Saturday, April 7, 2018

Fun in the Sun

Recently, I've gotten into the habit of wearing sunglasses. I've spent a lot of my life under the sun, but I'm not very keen on cranial adornment, so sunglasses (and hats too) haven't been on the menu until now. I suppose I always just squinted.

The big change, I suppose, is work that requires me to drive around on sunny days, and squinting or looking away while behind the wheel seems like a bad idea. That being said, I've found a new appreciation for sunglasses while on foot as well. I walk east to get to work in the morning and west to get home, so it's nice to not be blinded both ways.

In a few more months, I might even start wearing a hat instead of shading my eyes with a hand.

Wednesday, April 4, 2018

Scientific Integrity

I recently got a subscription to the magazine Popular Science and was disturbed to find a two-page ad for a water distillation machine that is said to produce healthier water by increasing the hydrogen bond angle of the molecule. This high-energy water supposedly cures all sorts of diseases and keeps its drinkers in peak physical condition.

Now, this product might sound bogus because it's too good to be true or it's chemically unviable or it lacks proof of efficacy, or all of the above. In the case of this water machine, the ad is full of red flags beyond the basics, from ridiculous claims (drinking this water will multiply the battery life of your watch tenfold) to earnest assurances that it is not a con (the creator of this device received a grade of 100% in his college engineering course). An attempt is even made to turn scientifically-grounded criticisms of the product into a selling point: "Like Thomas Paine, the author of Common Sense, anyone not generating controversy isn't doing much of anything."

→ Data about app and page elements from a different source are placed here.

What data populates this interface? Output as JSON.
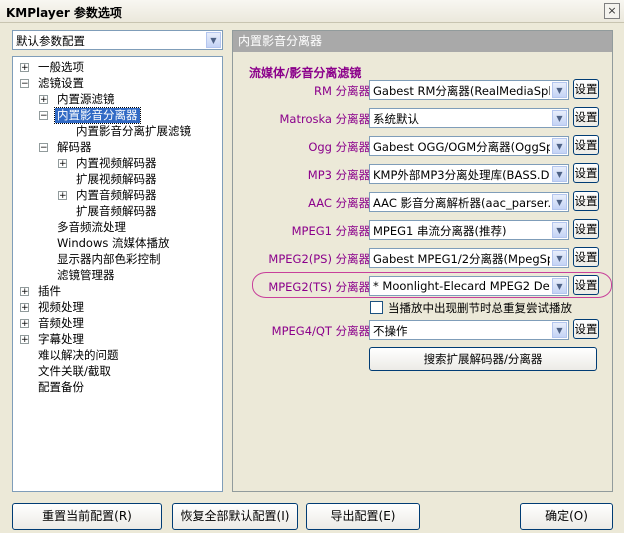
{
  "window": {
    "title": "KMPlayer 参数选项",
    "close_glyph": "×"
  },
  "profile_combo": {
    "value": "默认参数配置"
  },
  "tree": [
    {
      "label": "一般选项",
      "expander": "+"
    },
    {
      "label": "滤镜设置",
      "expander": "−"
    },
    {
      "label": "内置源滤镜",
      "expander": "+"
    },
    {
      "label": "内置影音分离器",
      "expander": "−",
      "selected": true
    },
    {
      "label": "内置影音分离扩展滤镜",
      "expander": ""
    },
    {
      "label": "解码器",
      "expander": "−"
    },
    {
      "label": "内置视频解码器",
      "expander": "+"
    },
    {
      "label": "扩展视频解码器",
      "expander": ""
    },
    {
      "label": "内置音频解码器",
      "expander": "+"
    },
    {
      "label": "扩展音频解码器",
      "expander": ""
    },
    {
      "label": "多音频流处理",
      "expander": ""
    },
    {
      "label": "Windows 流媒体播放",
      "expander": ""
    },
    {
      "label": "显示器内部色彩控制",
      "expander": ""
    },
    {
      "label": "滤镜管理器",
      "expander": ""
    },
    {
      "label": "插件",
      "expander": "+"
    },
    {
      "label": "视频处理",
      "expander": "+"
    },
    {
      "label": "音频处理",
      "expander": "+"
    },
    {
      "label": "字幕处理",
      "expander": "+"
    },
    {
      "label": "难以解决的问题",
      "expander": ""
    },
    {
      "label": "文件关联/截取",
      "expander": ""
    },
    {
      "label": "配置备份",
      "expander": ""
    }
  ],
  "panel": {
    "header": "内置影音分离器",
    "group_title": "流媒体/影音分离滤镜",
    "rows": [
      {
        "label": "RM 分离器:",
        "value": "Gabest RM分离器(RealMediaSplitter.",
        "button": "设置"
      },
      {
        "label": "Matroska 分离器:",
        "value": "系统默认",
        "button": "设置"
      },
      {
        "label": "Ogg 分离器:",
        "value": "Gabest OGG/OGM分离器(OggSplitter",
        "button": "设置"
      },
      {
        "label": "MP3 分离器:",
        "value": "KMP外部MP3分离处理库(BASS.DLL)",
        "button": "设置"
      },
      {
        "label": "AAC 分离器:",
        "value": "AAC 影音分离解析器(aac_parser.a:",
        "button": "设置"
      },
      {
        "label": "MPEG1 分离器:",
        "value": "MPEG1 串流分离器(推荐)",
        "button": "设置"
      },
      {
        "label": "MPEG2(PS) 分离器:",
        "value": "Gabest MPEG1/2分离器(MpegSplitter",
        "button": "设置"
      },
      {
        "label": "MPEG2(TS) 分离器:",
        "value": "* Moonlight-Elecard MPEG2 Demultiple",
        "button": "设置"
      },
      {
        "label": "MPEG4/QT 分离器:",
        "value": "不操作",
        "button": "设置"
      }
    ],
    "checkbox_label": "当播放中出现删节时总重复尝试播放",
    "search_button": "搜索扩展解码器/分离器"
  },
  "buttons": {
    "reset_current": "重置当前配置(R)",
    "restore_all": "恢复全部默认配置(I)",
    "export": "导出配置(E)",
    "ok": "确定(O)"
  },
  "colors": {
    "label_purple": "#8b008b",
    "highlight_ring": "#c8409a",
    "selection": "#316ac5",
    "panel_header": "#a9a9a9"
  },
  "icons": {
    "dropdown": "chevron-down-icon",
    "close": "close-icon",
    "expander": "tree-expander-icon"
  }
}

An advertisement like this is perhaps itself a test for common sense, but while the untruth of it may be clear upon reading or investigating the claims made, the larger problem for me is that my trust and interest in Popular Science has taken a severe hit. Printing ads like this in a scientifically-inclined magazine is either reckless or mercenary, and I can't think of any positive explanation for it. I suppose the 'popular' in the name of the magazine has greater emphasis than the 'science'.